** Opening Records shown block **

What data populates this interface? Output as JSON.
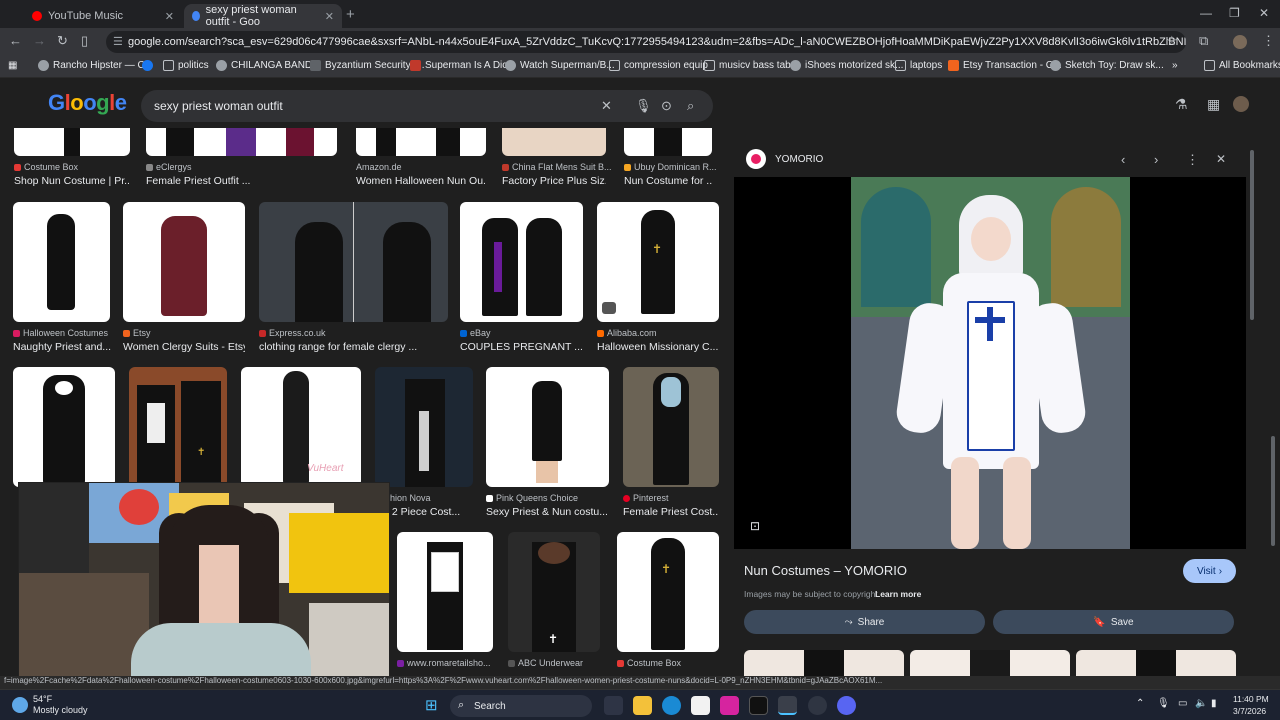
{
  "browser": {
    "tabs": [
      {
        "title": "YouTube Music",
        "color": "#ff0000"
      },
      {
        "title": "sexy priest woman outfit - Goo",
        "color": "#4285f4"
      }
    ],
    "url": "google.com/search?sca_esv=629d06c477996cae&sxsrf=ANbL-n44x5ouE4FuxA_5ZrVddzC_TuKcvQ:1772955494123&udm=2&fbs=ADc_l-aN0CWEZBOHjofHoaMMDiKpaEWjvZ2Py1XXV8d8KvlI3o6iwGk6lv1tRbZlBNIVs-5-bUj3iBI-UxHsANYwOkWWuvsX..."
  },
  "bookmarks": [
    "Rancho Hipster — C...",
    "politics",
    "CHILANGA BANDA",
    "Byzantium Security I...",
    "Superman Is A Dick",
    "Watch Superman/B...",
    "compression equip",
    "musicv bass tabs",
    "iShoes motorized sk...",
    "laptops",
    "Etsy Transaction - G...",
    "Sketch Toy: Draw sk...",
    "All Bookmarks"
  ],
  "google": {
    "logo": "Google",
    "query": "sexy priest woman outfit"
  },
  "results_row0": [
    {
      "source": "Costume Box",
      "title": "Shop Nun Costume | Pr..."
    },
    {
      "source": "eClergys",
      "title": "Female Priest Outfit ..."
    },
    {
      "source": "Amazon.de",
      "title": "Women Halloween Nun Ou..."
    },
    {
      "source": "China Flat Mens Suit B...",
      "title": "Factory Price Plus Siz..."
    },
    {
      "source": "Ubuy Dominican R...",
      "title": "Nun Costume for ..."
    }
  ],
  "results_row1": [
    {
      "source": "Halloween Costumes",
      "title": "Naughty Priest and..."
    },
    {
      "source": "Etsy",
      "title": "Women Clergy Suits - Etsy"
    },
    {
      "source": "Express.co.uk",
      "title": "clothing range for female clergy ..."
    },
    {
      "source": "eBay",
      "title": "COUPLES PREGNANT ..."
    },
    {
      "source": "Alibaba.com",
      "title": "Halloween Missionary C..."
    }
  ],
  "results_row2": [
    {
      "source": "Fashion Nova",
      "title": "est 2 Piece Cost..."
    },
    {
      "source": "Pink Queens Choice",
      "title": "Sexy Priest & Nun costu..."
    },
    {
      "source": "Pinterest",
      "title": "Female Priest Cost..."
    }
  ],
  "results_row3": [
    {
      "source": "www.romaretailsho...",
      "title": ""
    },
    {
      "source": "ABC Underwear",
      "title": ""
    },
    {
      "source": "Costume Box",
      "title": ""
    }
  ],
  "panel": {
    "site": "YOMORIO",
    "title": "Nun Costumes – YOMORIO",
    "visit": "Visit",
    "copyright": "Images may be subject to copyright.",
    "learn_more": "Learn more",
    "share": "Share",
    "save": "Save"
  },
  "status_url": "f=image%2Fcache%2Fdata%2Fhalloween-costume%2Fhalloween-costume0603-1030-600x600.jpg&imgrefurl=https%3A%2F%2Fwww.vuheart.com%2Fhalloween-women-priest-costume-nuns&docid=L-0P9_nZHN3EHM&tbnid=gJAaZBcAOX61M...",
  "taskbar": {
    "temp": "54°F",
    "weather": "Mostly cloudy",
    "search": "Search",
    "time": "11:40 PM",
    "date": "3/7/2026"
  }
}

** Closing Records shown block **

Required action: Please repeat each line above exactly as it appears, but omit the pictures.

Task output:
What data populates this interface? Output as JSON.
{
  "browser": {
    "tabs": [
      {
        "title": "YouTube Music",
        "color": "#ff0000"
      },
      {
        "title": "sexy priest woman outfit - Goo",
        "color": "#4285f4"
      }
    ],
    "url": "google.com/search?sca_esv=629d06c477996cae&sxsrf=ANbL-n44x5ouE4FuxA_5ZrVddzC_TuKcvQ:1772955494123&udm=2&fbs=ADc_l-aN0CWEZBOHjofHoaMMDiKpaEWjvZ2Py1XXV8d8KvlI3o6iwGk6lv1tRbZlBNIVs-5-bUj3iBI-UxHsANYwOkWWuvsX..."
  },
  "bookmarks": [
    "Rancho Hipster — C...",
    "politics",
    "CHILANGA BANDA",
    "Byzantium Security I...",
    "Superman Is A Dick",
    "Watch Superman/B...",
    "compression equip",
    "musicv bass tabs",
    "iShoes motorized sk...",
    "laptops",
    "Etsy Transaction - G...",
    "Sketch Toy: Draw sk...",
    "All Bookmarks"
  ],
  "google": {
    "logo": "Google",
    "query": "sexy priest woman outfit"
  },
  "results_row0": [
    {
      "source": "Costume Box",
      "title": "Shop Nun Costume | Pr..."
    },
    {
      "source": "eClergys",
      "title": "Female Priest Outfit ..."
    },
    {
      "source": "Amazon.de",
      "title": "Women Halloween Nun Ou..."
    },
    {
      "source": "China Flat Mens Suit B...",
      "title": "Factory Price Plus Siz..."
    },
    {
      "source": "Ubuy Dominican R...",
      "title": "Nun Costume for ..."
    }
  ],
  "results_row1": [
    {
      "source": "Halloween Costumes",
      "title": "Naughty Priest and..."
    },
    {
      "source": "Etsy",
      "title": "Women Clergy Suits - Etsy"
    },
    {
      "source": "Express.co.uk",
      "title": "clothing range for female clergy ..."
    },
    {
      "source": "eBay",
      "title": "COUPLES PREGNANT ..."
    },
    {
      "source": "Alibaba.com",
      "title": "Halloween Missionary C..."
    }
  ],
  "results_row2": [
    {
      "source": "Fashion Nova",
      "title": "est 2 Piece Cost..."
    },
    {
      "source": "Pink Queens Choice",
      "title": "Sexy Priest & Nun costu..."
    },
    {
      "source": "Pinterest",
      "title": "Female Priest Cost..."
    }
  ],
  "results_row3": [
    {
      "source": "www.romaretailsho...",
      "title": ""
    },
    {
      "source": "ABC Underwear",
      "title": ""
    },
    {
      "source": "Costume Box",
      "title": ""
    }
  ],
  "panel": {
    "site": "YOMORIO",
    "title": "Nun Costumes – YOMORIO",
    "visit": "Visit",
    "copyright": "Images may be subject to copyright.",
    "learn_more": "Learn more",
    "share": "Share",
    "save": "Save"
  },
  "status_url": "f=image%2Fcache%2Fdata%2Fhalloween-costume%2Fhalloween-costume0603-1030-600x600.jpg&imgrefurl=https%3A%2F%2Fwww.vuheart.com%2Fhalloween-women-priest-costume-nuns&docid=L-0P9_nZHN3EHM&tbnid=gJAaZBcAOX61M...",
  "taskbar": {
    "temp": "54°F",
    "weather": "Mostly cloudy",
    "search": "Search",
    "time": "11:40 PM",
    "date": "3/7/2026"
  }
}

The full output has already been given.